On Monday I had a go at my own version of this concept. The wider idea of sustainable intensification is a kind of green-washed conventional growing and farming; picking more and more bits and pieces from organic methods and practices, without the philosophy – and therefore adaptability. It’s debatable whether the intention/philosophy matters, as long as the end result is the same of course (introduction to Kant, anyone?); but it’s difficult to prove that the end result will be the same when it’s a long-term problem.
So I’m coming at it from the perspective of someone who wants to grow sustainably: I think organic is shorthand for being really sustainable, since if you don’t look after the source, ie soil, it can’t be sustainable. If you accept all these premises – soil degradation and loss of soil organic matter, pesticide questions over health, questionable ethics and benefits of GM (dependence on seed companies, increased pesticide use), over-reliance on fossil fuels for fertiliser production, benefits of biodiversity… – it’s difficult not to come to the conclusion that organic farming is the answer. I want to be sustainable, but I also need to scratch a living and therefore grow and sell as many crops as the soil/environment can cope with. The trick is to find this balance of course.
So all the above waffle culminated in just this earlier in the week: I pulled out a row of rocket from the new tunnel, rotovated, and drilled two rows of Filtro coriander; and pulled out the salad on the left of Marmalade tunnel, rotovated, and drilled early carrots and a line of beetroot.

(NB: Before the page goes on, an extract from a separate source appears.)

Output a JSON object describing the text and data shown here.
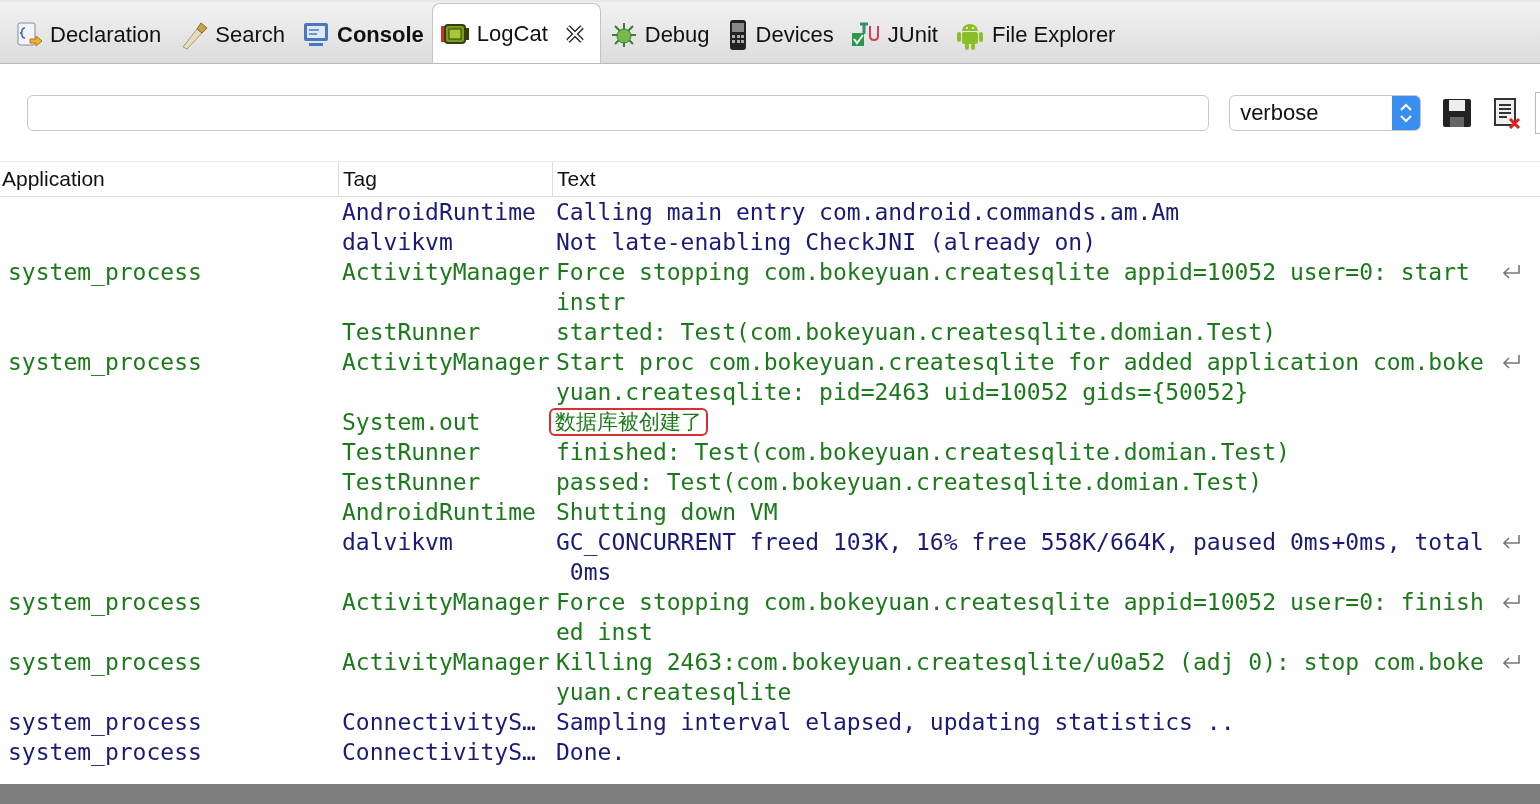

The protected cropping areas in the tunnels are very valuable spaces, so I need to make sure they’re worked intensively. This also means taking special care of them so the soil doesn’t get exhausted: adding lots of compost in between; re-introducing rain water and homemade comfrey feeds; and adding a green manure such as Persian Clover when possible.
I’m also re-reading Charles Dowding’s Organic Gardening The No-Dig Way; and seriously considering converting the tunnels to no-dig. The walkways (not always in the same place at the moment) get pretty compacted when damp, and rotovating shows how clumpy the soil can get. Now that I’ve worked the tunnels for a couple of years, and had Mypex down for some crops in rototation, the weeds are better (for now), considering it was permanent pasture; so it might be something I can do sooner rather than later. A thought for the end of the year anyway…